Are you Perimenopausal with Dr Shahzadi Harper
Earlier this month I caught up with women’s health specialist and menopause Doctor Shahzdi Harper. Shahzadi and I were chatting all things menopause… Could you be peri? When does it happen? Why does it happen? What is it? When should we be aware of it happening to our bodies… Read on to find out!
What are the early signs of the menopause?
Shahzadi: As a women’s health specialist I think it is really important for women to be aware of their hormones as early as possible. What should you be looking out for? What is happening to our bodies, what hormonal changes are taking place? Why does this happen…
Often when we talk about the menopause what we are really talking about is the Perimenopause. What we often associate with the menopause is an older woman but in fact it is so important to think about the early stages and what is happening with our bodies and our hormones. Nicki, as a Pilates and fitness instructor do you see a lot of women in these early stages?
Nicki: Yes, I think when these early stages happen we aren’t necessarily aware of what is going on and what is happening to us. I’m now 45 years old so probably the prime example of someone heading towards this stage of life. I don’t necessarily feel any different at the moment but feel it is really important to learn more about what I should be looking out for. When I teach, I really try and make it accessible for women going into that perimenopausal stage. I find that a lot of women feel very tired and don’t have the motivation or energy all the time. What we need to realise is that this is really normal. To get fit it does not mean you have to do hours of training like you might once have, it is all about just changing up the routine, making sure you are getting some healthy, daily movement in every day, even just 10 minutes will be really beneficial.
How can we understand the menopause?
Shazadi: … In order to understand what we should be looking out for and what we should be aware of, I think it is really important to understand the definitions when it comes to this topic.
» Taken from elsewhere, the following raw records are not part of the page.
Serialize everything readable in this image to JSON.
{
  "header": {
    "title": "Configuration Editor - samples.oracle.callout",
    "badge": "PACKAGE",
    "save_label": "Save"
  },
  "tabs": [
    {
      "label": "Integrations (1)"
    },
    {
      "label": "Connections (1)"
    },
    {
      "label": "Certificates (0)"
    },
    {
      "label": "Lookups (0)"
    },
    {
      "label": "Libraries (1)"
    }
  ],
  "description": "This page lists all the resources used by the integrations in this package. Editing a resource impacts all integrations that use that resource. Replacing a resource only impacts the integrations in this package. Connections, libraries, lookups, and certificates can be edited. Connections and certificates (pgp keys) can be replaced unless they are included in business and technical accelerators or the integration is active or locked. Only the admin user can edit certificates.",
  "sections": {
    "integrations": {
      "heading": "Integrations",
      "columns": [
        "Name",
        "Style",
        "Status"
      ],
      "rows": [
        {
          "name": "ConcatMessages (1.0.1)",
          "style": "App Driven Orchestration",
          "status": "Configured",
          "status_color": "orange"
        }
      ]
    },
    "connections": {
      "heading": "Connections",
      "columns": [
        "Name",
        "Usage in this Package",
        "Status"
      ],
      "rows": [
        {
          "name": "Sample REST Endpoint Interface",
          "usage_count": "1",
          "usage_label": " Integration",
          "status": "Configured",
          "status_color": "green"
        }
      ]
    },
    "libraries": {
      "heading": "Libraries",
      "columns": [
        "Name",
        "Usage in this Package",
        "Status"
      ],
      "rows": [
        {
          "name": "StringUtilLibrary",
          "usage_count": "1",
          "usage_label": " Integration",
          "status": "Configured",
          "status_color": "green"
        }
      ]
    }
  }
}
We can separate it into menopause (when your periods stop), perimenopause (the time leading up to this) and then we can separate this further into early perimenopause and late perimenopause. In early, you may not have the obvious cycle changes. The symptoms in early perimenopause typically include the fatigue, the tiredness, flatness and lack of energy, whereas during the later stages the gaps between your periods get larger, they may get heavier, the hot flushes, night sweats etc.
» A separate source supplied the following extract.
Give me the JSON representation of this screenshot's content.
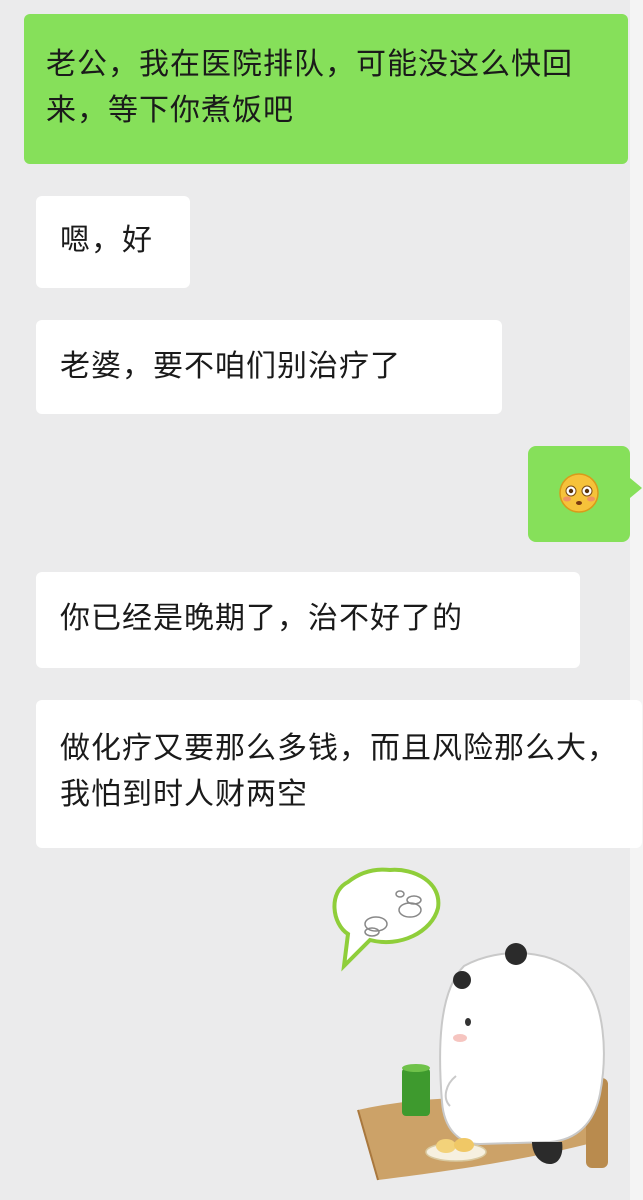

So often when you see women not having the energy, they could be in the early stages. My view is that all women get symptoms but maybe they are not so pronounced in some women, the symptoms are not so impactful. Nowadays we are juggling so many things that our menopausal symptoms are more impactful and obvious – i.e. they get in the way of our everyday lives!
So often I see women confused as to why they are feeling so bad when their mothers’ seemingly ‘sailed’ through the process. The facts are lifestyles have really developed and changed. As modern women we are stretched in so many different directions that it is no wonder that the symptoms have a more profound effect on our general lives.
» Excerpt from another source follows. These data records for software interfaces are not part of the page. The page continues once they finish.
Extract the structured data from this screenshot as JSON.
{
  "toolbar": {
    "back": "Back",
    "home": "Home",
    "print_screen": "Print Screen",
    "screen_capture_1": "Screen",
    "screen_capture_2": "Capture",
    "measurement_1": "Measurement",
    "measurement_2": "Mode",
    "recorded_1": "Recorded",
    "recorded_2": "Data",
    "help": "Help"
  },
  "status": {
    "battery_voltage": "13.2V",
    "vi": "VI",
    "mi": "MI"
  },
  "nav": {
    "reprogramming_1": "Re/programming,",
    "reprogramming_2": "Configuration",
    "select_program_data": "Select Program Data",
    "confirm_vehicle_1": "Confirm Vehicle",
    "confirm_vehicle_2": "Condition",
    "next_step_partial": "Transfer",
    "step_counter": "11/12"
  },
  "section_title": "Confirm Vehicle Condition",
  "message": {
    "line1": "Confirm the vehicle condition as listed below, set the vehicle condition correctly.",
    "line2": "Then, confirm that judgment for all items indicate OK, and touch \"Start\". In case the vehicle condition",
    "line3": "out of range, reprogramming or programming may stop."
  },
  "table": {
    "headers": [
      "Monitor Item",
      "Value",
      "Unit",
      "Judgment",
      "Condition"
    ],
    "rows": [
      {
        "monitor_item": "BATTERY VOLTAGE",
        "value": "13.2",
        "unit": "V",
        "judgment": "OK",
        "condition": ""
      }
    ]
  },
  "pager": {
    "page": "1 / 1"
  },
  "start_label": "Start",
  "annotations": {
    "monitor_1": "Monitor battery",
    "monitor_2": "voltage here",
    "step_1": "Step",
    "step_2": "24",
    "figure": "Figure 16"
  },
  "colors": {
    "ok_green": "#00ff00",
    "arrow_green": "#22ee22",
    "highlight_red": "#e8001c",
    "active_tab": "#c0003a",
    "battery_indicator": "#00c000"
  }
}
Something else to think about, particularly in your area Nicki, is a woman’s exercise routine in relation to managing the loss of muscle mass and bone density.
How do we need to adapt our exercise routine when it comes to the menopause?
Nicki : When it comes to getting older, muscle and bone density is so so important to think about because begins to decrease really early on – much earlier than we think! We are not really aware of that. In our 30’s is when we need to start thinking about this. Weight bearing, body weight, Pilates exercises, impact exercises are all really good for bone density. We need to fight that reduction of bone density all the time.
Shahzadi: additional to decreasing bone density and muscle mass from our 30s, calcium, vitamin d and iron are also other areas where we might need to channel our focus to ensure we have no nutritional deficiencies.
What exercises would you recommend for women heading towards this stage of life?
Nicki: the real focus here is on weight bearing activity, the obvious one being something like running. A key point to remember is that when we do the same impact activity for 10 minutes, after that 10 minutes there is a cutoff point whereby the activity no longer positively impacts muscle mass and bone density. This is why time and time again I emphasize the importance and significance of movement for as little as 10 minutes – it really Is a whole lot better than nothing and can do your muscles and bones the world of good.
Planking is a good example – great for wrists, our wrists tend to get weak so it is really important to load them with bodyweight early on – the same with our ankles. Really just keeping mobile and moving through our joints/ body is so essential as we move through the aging process. Adding weights is of course another way of creating power through your body and creating an impact by actively loading to contribute to building that essential muscle mass and keeping our bones stable and strong.
Shahzadi: I really like your point about the 10 minutes. At the moment I, (like I am sure many others during this pandemic!) am finding it very hard to motivate myself, especially when feeling tired and lethargic. Going back to those early perimenopause symptoms; feelings of flatness, tiredness and feeling lethargic can really get in the way of you getting up and getting a workout done. That being said when you focus on just 10 minutes and really break it down, the whole thing seems a lot more manageable. More often than not I will set out to move for 10 minutes and end up doing longer because it actually becomes very enjoyable.